Be clear about the company's bonus plan for executives and learn precisely how it works. Compensation men point out that even senior managers get tripped up on this. They note it is reasonable to ask for at least a minimum bonus participation to cover the first year. If you are a top man, you might ask for a salary continuation deal that would take effect in case you found yourself prematurely "severed" by the new company. Presidents and sometimes senior Directors get this break in some situations, and a year's salary is the typical cushion.

An executive heading up the ladder is often wise not only to discuss at a promotion at a specified time - say, in two years - but also to pin down a fairly specific understanding on what the added compensation will be. A common example is noted by consultant Robert Sibson: an executive becoming Director of a division of a large company with an informal promise that he will be promoted to divisional directorwithin two or three years. He should be able to nail down a 20% to 30% step-up in total compensation at the time of the promotion. "This should be discuss ated quite openly and thoroughly with the top man," says Sibson. "A vague, half-spoken understanding isn't good enough."

Compensation specialists agree that salary alone is a point for a modest amount of bargaining. For example, the salary spread for a corporate job may be, say, £55,000 to £62,000 - and big companies, especially, will show little flexibility beyond this well-defined range. The real area for bargaining is over long-term income plans: options, performance shares, and such. These things aren't so formalized - or so visible - as salary, and are awarded on a more confidential and individual basis. "It's true that they won't devise a new compensation scheme for your benefit," notes Sibson, "but they'll often broaden one of their present plans to get you aboard." If the other executives each have 2,000 to 3,000 shares in a stock incentive plan, he explains, a new executive - if he is really wanted - may be able to negotiate 4,000. "It happens quite often," says Sibson. "It's become a key point in bargaining."

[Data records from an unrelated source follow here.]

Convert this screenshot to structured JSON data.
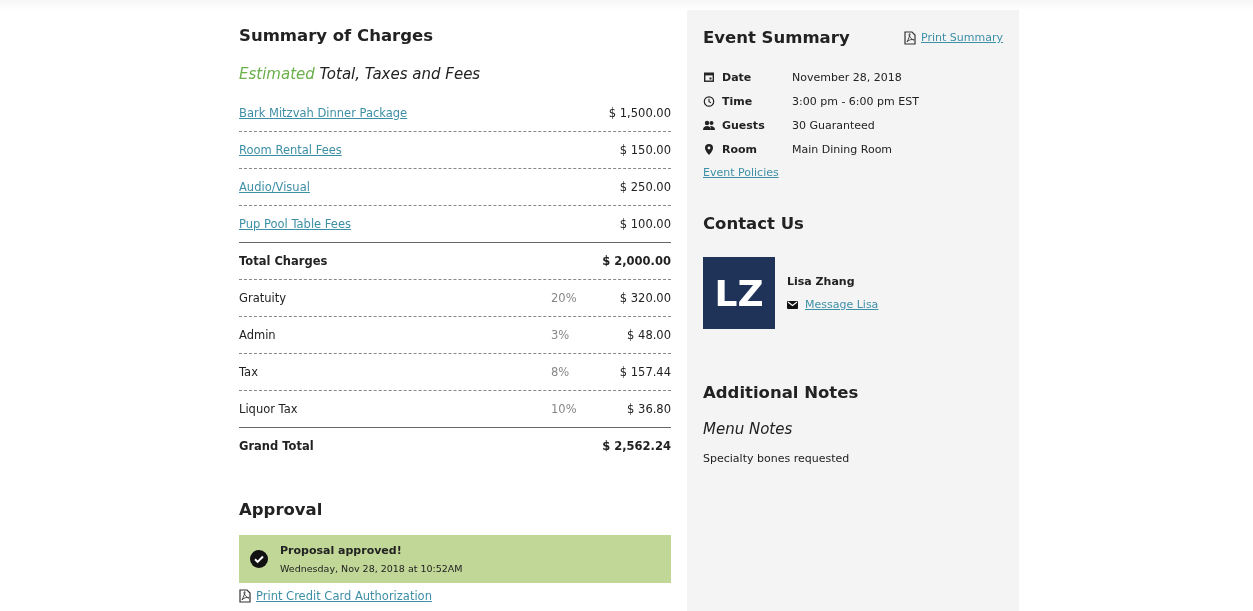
{
  "charges": {
    "title": "Summary of Charges",
    "subtitle": "*Estimated* Total, Taxes and Fees",
    "rows": [
      {
        "kind": "link",
        "label": "Bark Mitzvah Dinner Package",
        "amount": "$ 1,500.00"
      },
      {
        "kind": "link",
        "label": "Room Rental Fees",
        "amount": "$ 150.00"
      },
      {
        "kind": "link",
        "label": "Audio/Visual",
        "amount": "$ 250.00"
      },
      {
        "kind": "link",
        "label": "Pup Pool Table Fees",
        "amount": "$ 100.00"
      },
      {
        "kind": "total",
        "label": "Total Charges",
        "amount": "$ 2,000.00"
      },
      {
        "kind": "fee",
        "label": "Gratuity",
        "rate": "20%",
        "amount": "$ 320.00"
      },
      {
        "kind": "fee",
        "label": "Admin",
        "rate": "3%",
        "amount": "$ 48.00"
      },
      {
        "kind": "fee",
        "label": "Tax",
        "rate": "8%",
        "amount": "$ 157.44"
      },
      {
        "kind": "fee",
        "label": "Liquor Tax",
        "rate": "10%",
        "amount": "$ 36.80"
      },
      {
        "kind": "grand",
        "label": "Grand Total",
        "amount": "$ 2,562.24"
      }
    ]
  },
  "approval": {
    "title": "Approval",
    "approved": true,
    "message": "Proposal approved!",
    "timestamp": "Wednesday, Nov 28, 2018 at 10:52AM",
    "print_link": "Print Credit Card Authorization"
  },
  "event_summary": {
    "title": "Event Summary",
    "print_link": "Print Summary",
    "details": [
      {
        "kind": "date",
        "label": "Date",
        "value": "November 28, 2018"
      },
      {
        "kind": "time",
        "label": "Time",
        "value": "3:00 pm - 6:00 pm EST"
      },
      {
        "kind": "guests",
        "label": "Guests",
        "value": "30 Guaranteed"
      },
      {
        "kind": "room",
        "label": "Room",
        "value": "Main Dining Room"
      }
    ],
    "policies_link": "Event Policies"
  },
  "contact": {
    "title": "Contact Us",
    "initials": "LZ",
    "name": "Lisa Zhang",
    "message_link": "Message Lisa"
  },
  "notes": {
    "title": "Additional Notes",
    "subtitle": "Menu Notes",
    "text": "Specialty bones requested"
  }
}
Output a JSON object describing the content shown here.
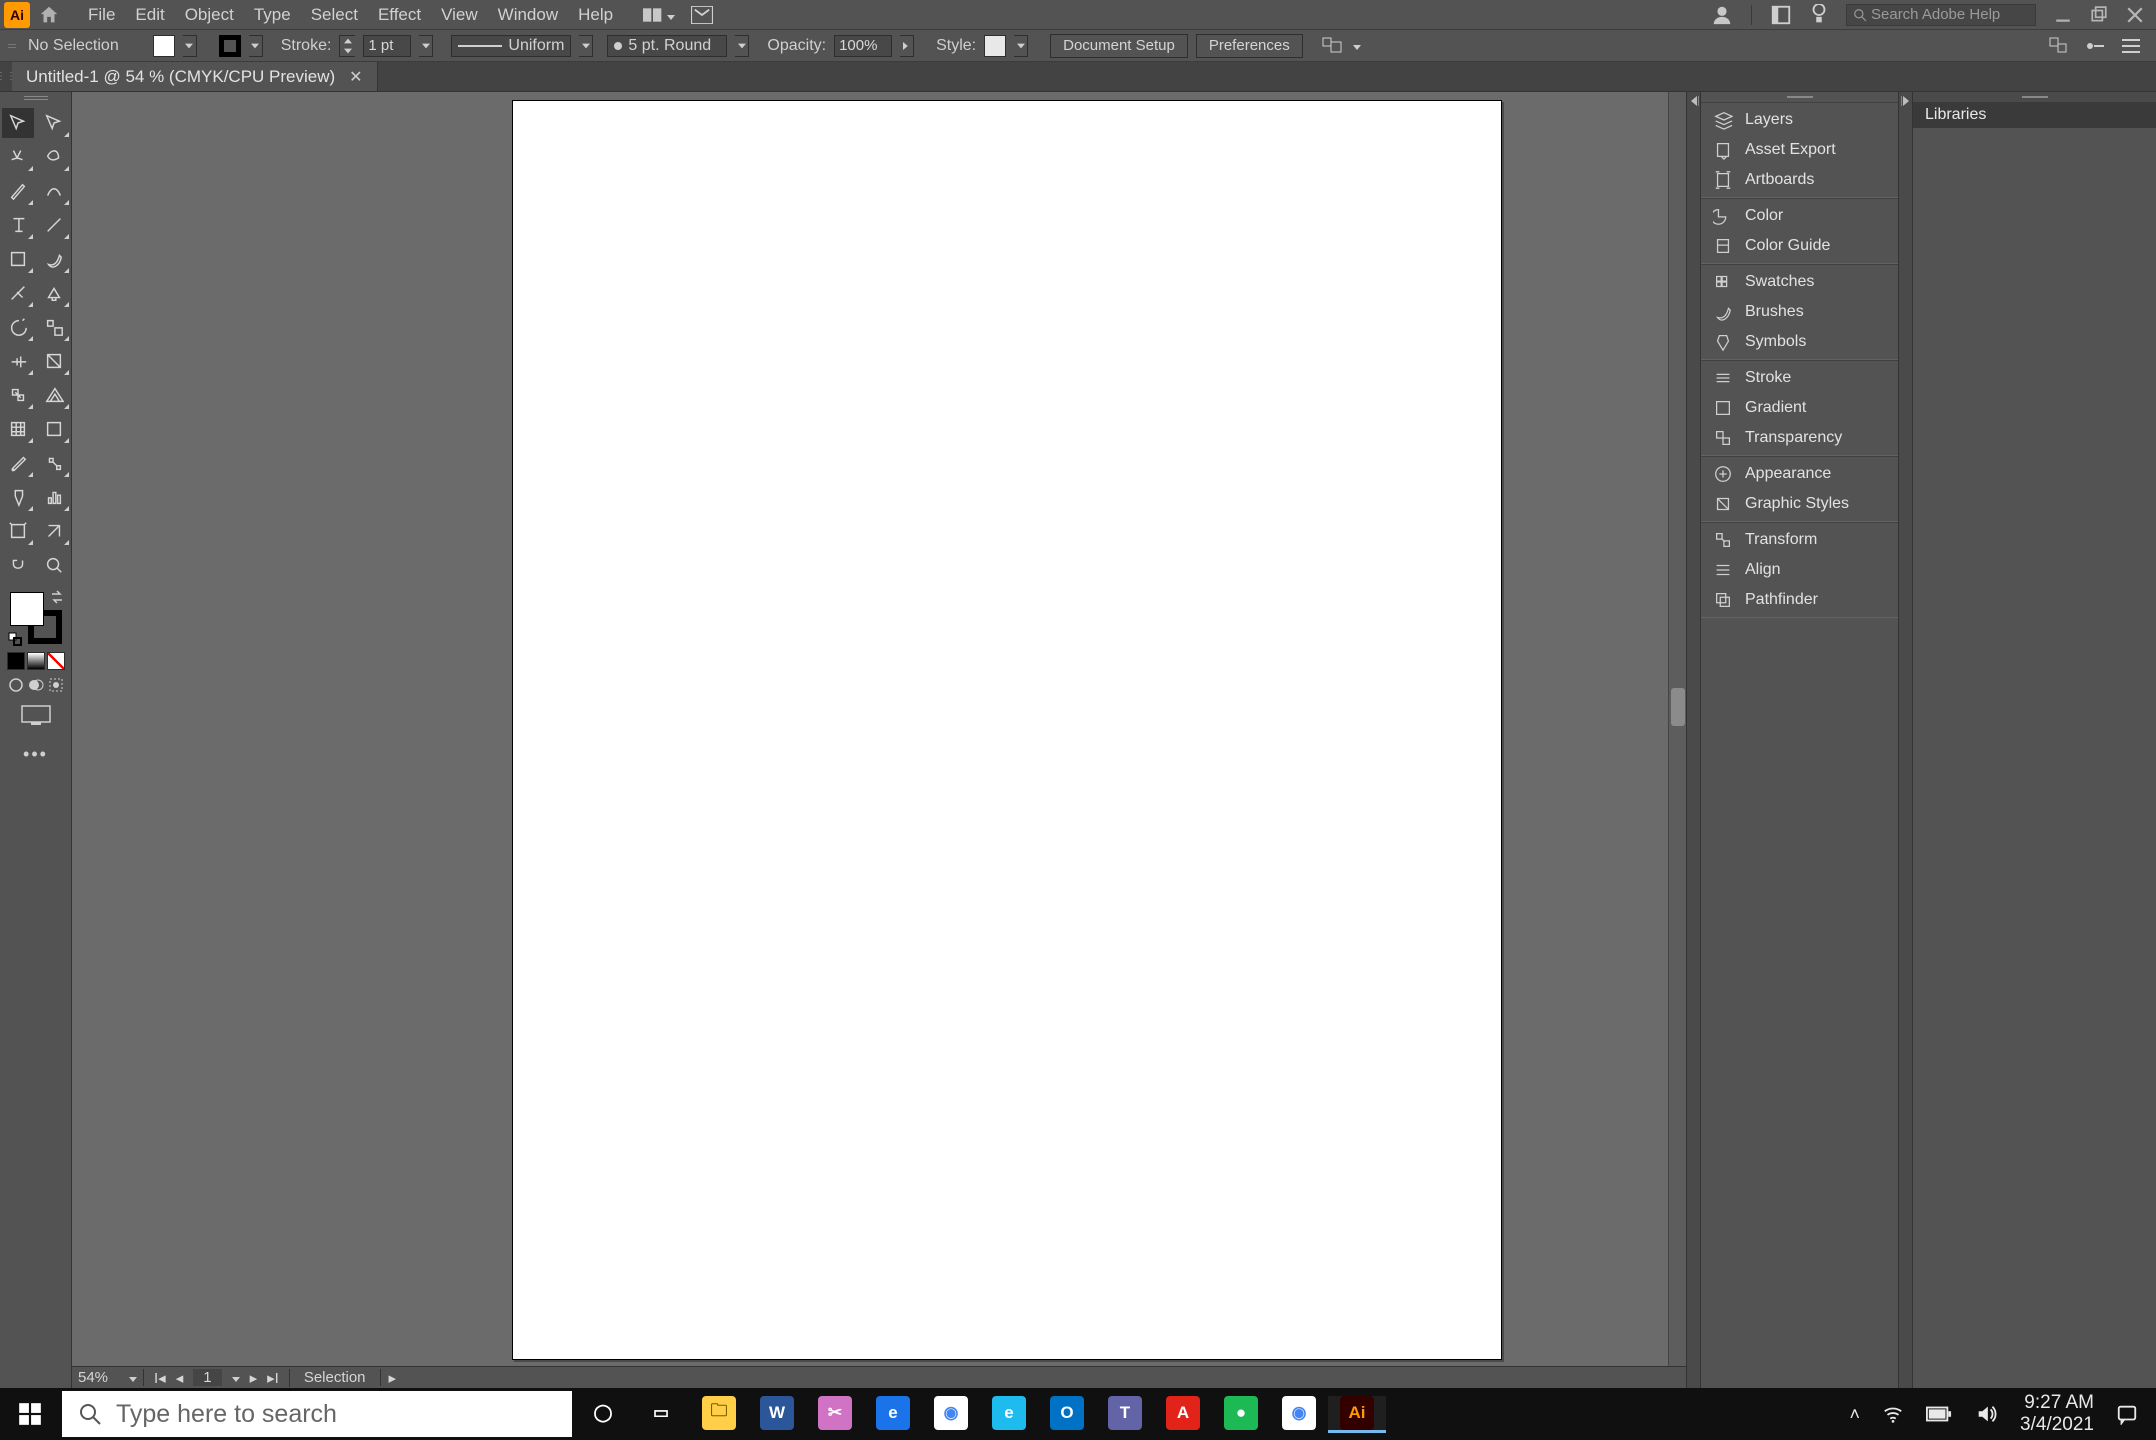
{
  "menubar": {
    "items": [
      "File",
      "Edit",
      "Object",
      "Type",
      "Select",
      "Effect",
      "View",
      "Window",
      "Help"
    ],
    "search_placeholder": "Search Adobe Help"
  },
  "controlbar": {
    "selection": "No Selection",
    "stroke_label": "Stroke:",
    "stroke_value": "1 pt",
    "brush_def": "Uniform",
    "var_width": "5 pt. Round",
    "opacity_label": "Opacity:",
    "opacity_value": "100%",
    "style_label": "Style:",
    "doc_setup": "Document Setup",
    "prefs": "Preferences"
  },
  "tab": {
    "title": "Untitled-1 @ 54 % (CMYK/CPU Preview)"
  },
  "dock_groups": [
    [
      "Layers",
      "Asset Export",
      "Artboards"
    ],
    [
      "Color",
      "Color Guide"
    ],
    [
      "Swatches",
      "Brushes",
      "Symbols"
    ],
    [
      "Stroke",
      "Gradient",
      "Transparency"
    ],
    [
      "Appearance",
      "Graphic Styles"
    ],
    [
      "Transform",
      "Align",
      "Pathfinder"
    ]
  ],
  "libraries": {
    "tab": "Libraries"
  },
  "status": {
    "zoom": "54%",
    "artboard_no": "1",
    "current_tool": "Selection"
  },
  "taskbar": {
    "search_placeholder": "Type here to search",
    "time": "9:27 AM",
    "date": "3/4/2021"
  },
  "tool_names": [
    "selection-tool",
    "direct-selection-tool",
    "magic-wand-tool",
    "lasso-tool",
    "pen-tool",
    "curvature-tool",
    "type-tool",
    "line-segment-tool",
    "rectangle-tool",
    "paintbrush-tool",
    "shaper-tool",
    "eraser-tool",
    "rotate-tool",
    "scale-tool",
    "width-tool",
    "free-transform-tool",
    "shape-builder-tool",
    "perspective-grid-tool",
    "mesh-tool",
    "gradient-tool",
    "eyedropper-tool",
    "blend-tool",
    "symbol-sprayer-tool",
    "column-graph-tool",
    "artboard-tool",
    "slice-tool",
    "hand-tool",
    "zoom-tool"
  ],
  "taskbar_apps": [
    {
      "name": "cortana",
      "bg": "#101010",
      "fg": "#fff",
      "label": "◯"
    },
    {
      "name": "task-view",
      "bg": "#101010",
      "fg": "#fff",
      "label": "▭"
    },
    {
      "name": "file-explorer",
      "bg": "#ffcf48",
      "fg": "#7a5b00",
      "label": "🗀"
    },
    {
      "name": "word",
      "bg": "#2b579a",
      "fg": "#fff",
      "label": "W"
    },
    {
      "name": "snip",
      "bg": "#d173c5",
      "fg": "#fff",
      "label": "✂"
    },
    {
      "name": "edge-legacy",
      "bg": "#1a73e8",
      "fg": "#fff",
      "label": "e"
    },
    {
      "name": "chrome",
      "bg": "#fff",
      "fg": "#4285f4",
      "label": "◉"
    },
    {
      "name": "ie",
      "bg": "#1ebbee",
      "fg": "#fff",
      "label": "e"
    },
    {
      "name": "outlook",
      "bg": "#0072c6",
      "fg": "#fff",
      "label": "O"
    },
    {
      "name": "teams",
      "bg": "#6264a7",
      "fg": "#fff",
      "label": "T"
    },
    {
      "name": "acrobat",
      "bg": "#e2231a",
      "fg": "#fff",
      "label": "A"
    },
    {
      "name": "spotify",
      "bg": "#1db954",
      "fg": "#fff",
      "label": "●"
    },
    {
      "name": "chrome2",
      "bg": "#fff",
      "fg": "#4285f4",
      "label": "◉"
    },
    {
      "name": "illustrator",
      "bg": "#330000",
      "fg": "#ff9a00",
      "label": "Ai"
    }
  ]
}
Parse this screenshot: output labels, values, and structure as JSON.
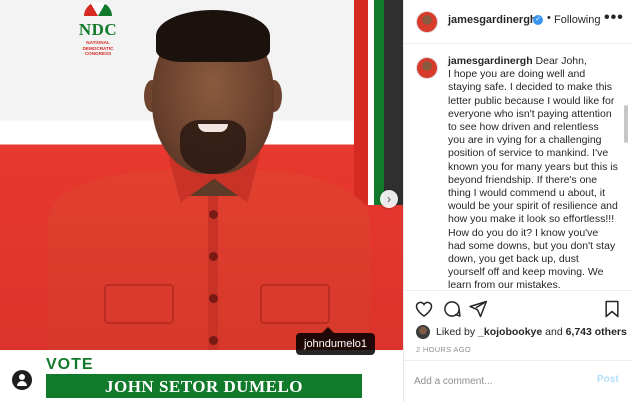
{
  "post": {
    "username": "jamesgardinergh",
    "follow_status": "Following",
    "separator": "•",
    "more_label": "•••"
  },
  "poster": {
    "party_abbr": "NDC",
    "party_name": "NATIONAL DEMOCRATIC CONGRESS",
    "vote_label": "VOTE",
    "candidate_name": "JOHN SETOR DUMELO",
    "tag": "johndumelo1",
    "next_arrow": "›"
  },
  "caption": {
    "username": "jamesgardinergh",
    "text": "Dear John,\nI hope you are doing well and staying safe. I decided to make this letter public because I would like for everyone who isn't paying attention to see how driven and relentless you are in vying for a challenging position of service to mankind. I've known you for many years but this is beyond friendship. If there's one thing I would commend u about, it would be your spirit of resilience and how you make it look so effortless!!! How do you do it? I know you've had some downs, but you don't stay down, you get back up, dust yourself off and keep moving. We learn from our mistakes.\nKofi, I'm sure a lot of people would"
  },
  "likes": {
    "prefix": "Liked by ",
    "user": "_kojobookye",
    "middle": " and ",
    "count": "6,743 others"
  },
  "timestamp": "2 HOURS AGO",
  "comment_box": {
    "placeholder": "Add a comment...",
    "post_label": "Post"
  },
  "icons": {
    "heart": "heart-icon",
    "comment": "comment-icon",
    "share": "share-icon",
    "save": "bookmark-icon",
    "verified": "verified-badge-icon",
    "tag": "user-tag-icon",
    "more": "more-options-icon"
  },
  "colors": {
    "ndc_green": "#127a2b",
    "ndc_red": "#d62b22",
    "verified_blue": "#3897f0",
    "post_button": "#b2dffc"
  }
}
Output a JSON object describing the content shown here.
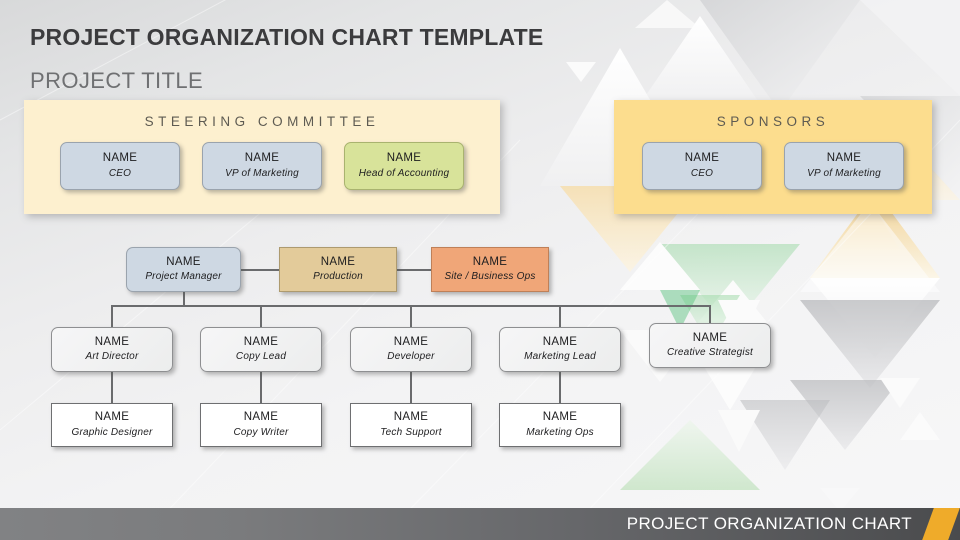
{
  "header": {
    "title": "PROJECT ORGANIZATION CHART TEMPLATE",
    "subtitle": "PROJECT TITLE"
  },
  "footer": {
    "label": "PROJECT ORGANIZATION CHART",
    "accent_color": "#efab2a"
  },
  "panels": {
    "steering": {
      "title": "STEERING COMMITTEE",
      "background": "#fdf0cf",
      "members": [
        {
          "name": "NAME",
          "role": "CEO",
          "color": "#ced8e3"
        },
        {
          "name": "NAME",
          "role": "VP of Marketing",
          "color": "#ced8e3"
        },
        {
          "name": "NAME",
          "role": "Head of Accounting",
          "color": "#d8e39a"
        }
      ]
    },
    "sponsors": {
      "title": "SPONSORS",
      "background": "#fcdd8e",
      "members": [
        {
          "name": "NAME",
          "role": "CEO",
          "color": "#ced8e3"
        },
        {
          "name": "NAME",
          "role": "VP of Marketing",
          "color": "#ced8e3"
        }
      ]
    }
  },
  "chart_data": {
    "type": "diagram",
    "title": "Project Organization Chart",
    "tier2": [
      {
        "name": "NAME",
        "role": "Project Manager",
        "color": "#ced8e3"
      },
      {
        "name": "NAME",
        "role": "Production",
        "color": "#e3cb9a"
      },
      {
        "name": "NAME",
        "role": "Site / Business Ops",
        "color": "#f0a678"
      }
    ],
    "tier3": [
      {
        "name": "NAME",
        "role": "Art Director"
      },
      {
        "name": "NAME",
        "role": "Copy Lead"
      },
      {
        "name": "NAME",
        "role": "Developer"
      },
      {
        "name": "NAME",
        "role": "Marketing Lead"
      },
      {
        "name": "NAME",
        "role": "Creative Strategist"
      }
    ],
    "tier4": [
      {
        "name": "NAME",
        "role": "Graphic Designer"
      },
      {
        "name": "NAME",
        "role": "Copy Writer"
      },
      {
        "name": "NAME",
        "role": "Tech Support"
      },
      {
        "name": "NAME",
        "role": "Marketing Ops"
      }
    ]
  }
}
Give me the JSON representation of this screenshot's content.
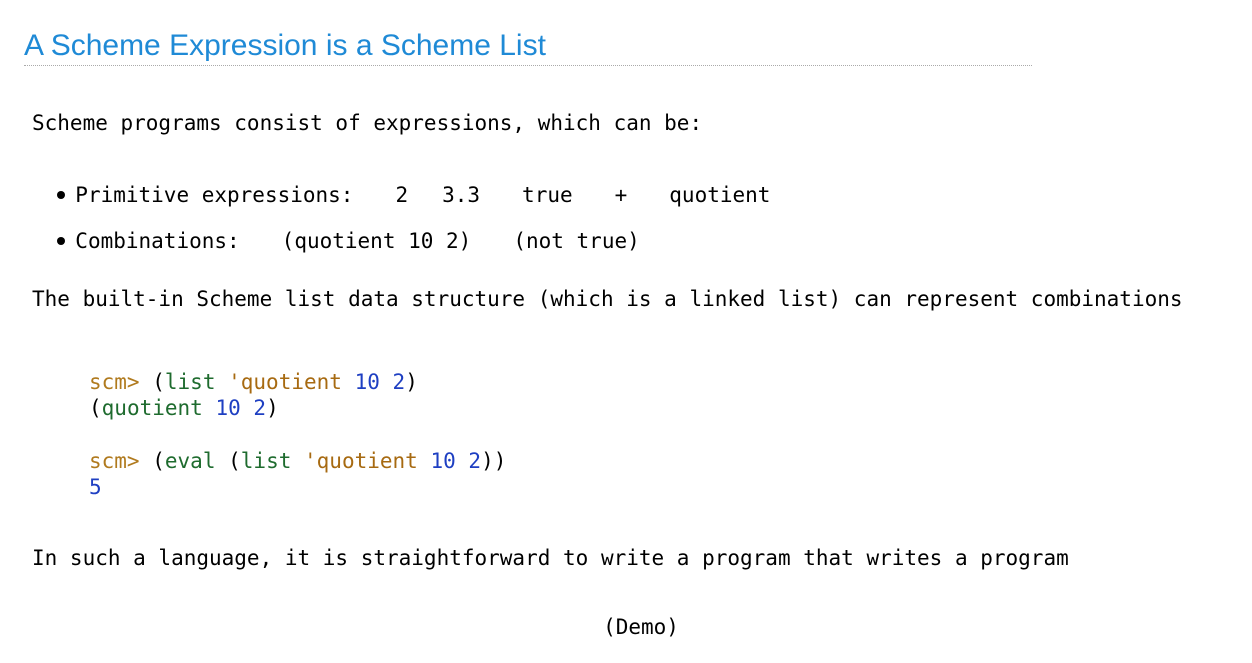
{
  "title": "A Scheme Expression is a Scheme List",
  "intro": "Scheme programs consist of expressions, which can be:",
  "bullets": {
    "primitive": {
      "label": "Primitive expressions:",
      "examples": [
        "2",
        "3.3",
        "true",
        "+",
        "quotient"
      ]
    },
    "combinations": {
      "label": "Combinations:",
      "examples": [
        "(quotient 10 2)",
        "(not true)"
      ]
    }
  },
  "builtin_text": "The built-in Scheme list data structure (which is a linked list) can represent combinations",
  "code": {
    "prompt": "scm>",
    "line1": {
      "open": "(",
      "fn": "list",
      "quoted": "'quotient",
      "n1": "10",
      "n2": "2",
      "close": ")"
    },
    "output1": {
      "open": "(",
      "sym": "quotient",
      "n1": "10",
      "n2": "2",
      "close": ")"
    },
    "line2": {
      "open1": "(",
      "fn1": "eval",
      "open2": "(",
      "fn2": "list",
      "quoted": "'quotient",
      "n1": "10",
      "n2": "2",
      "close": "))"
    },
    "output2": "5"
  },
  "closing_text": "In such a language, it is straightforward to write a program that writes a program",
  "demo": "(Demo)",
  "colors": {
    "title": "#1f8ad6",
    "prompt": "#b07a1e",
    "builtin": "#1e6b2e",
    "quoted": "#a76a11",
    "number": "#1e3fc2"
  }
}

There is nothing wrong with asking about the company's policy on "perks." "But never insist on these things," warns Arthur Young's Romak. "It puts you in a bad light. And the same holds for the idea of the company-paid personal planning service that has become so popular. Asking about it may be a point against you."

McKinsey's Foote points out that today as many as 60% of £30,000-and-up executives who change companies are searched out and screened by professional recruiters. At the £50,000-and-up level, this jumps to 75% or 80%. The recruiters (who like to be called executive search specialists) are hired by the employing company, and one must be fully aware of this in dealing with them. Once bargaining begins, however, their roles broaden.

William Beeson, an experienced Kansas City recruiter, believes that a good search man - once he is past the early screening stage - will start representing the interests of both company and executive prospect. "You can actually use a recruiter to your own advantage," says Beeson. "In dealing with him, be discreet and do some probing of your own - find out just as much as you possibly can about the company."

The character of the recruiter, he adds, will tell something about the character of the company. "If he seems too high-pressure and glib, you should take the hint."

The biggest blunder in approaching a new company - or even in angling for a higher spot in your old company - is to assume that the euphoria of the recruitment period will continue. It's a courting time, caution the experts. The moral is to dig hard for compensation while everybody is still smiling. A little later may be too late.

Trusts That Misfire

Today's Pacesetters In Executive Compensation

Here is a capsule review of the key elements now most popular in executive pay packages:



Cash on the barrelhead with no strings attached; money that can be spent or invested right now.

The hottest item today, what with stock options losing favour and deferred pay eroded by inflation.


Salary comes under the new 50% maximum rate on earned income, down from the old 70% rate another reason why it's more popular than ever, although the pound saving is rather minor until you get into the £100,000-plus range.

Year-end bonus


Companies typically... see: Today's Pacesetters In Executive Compensation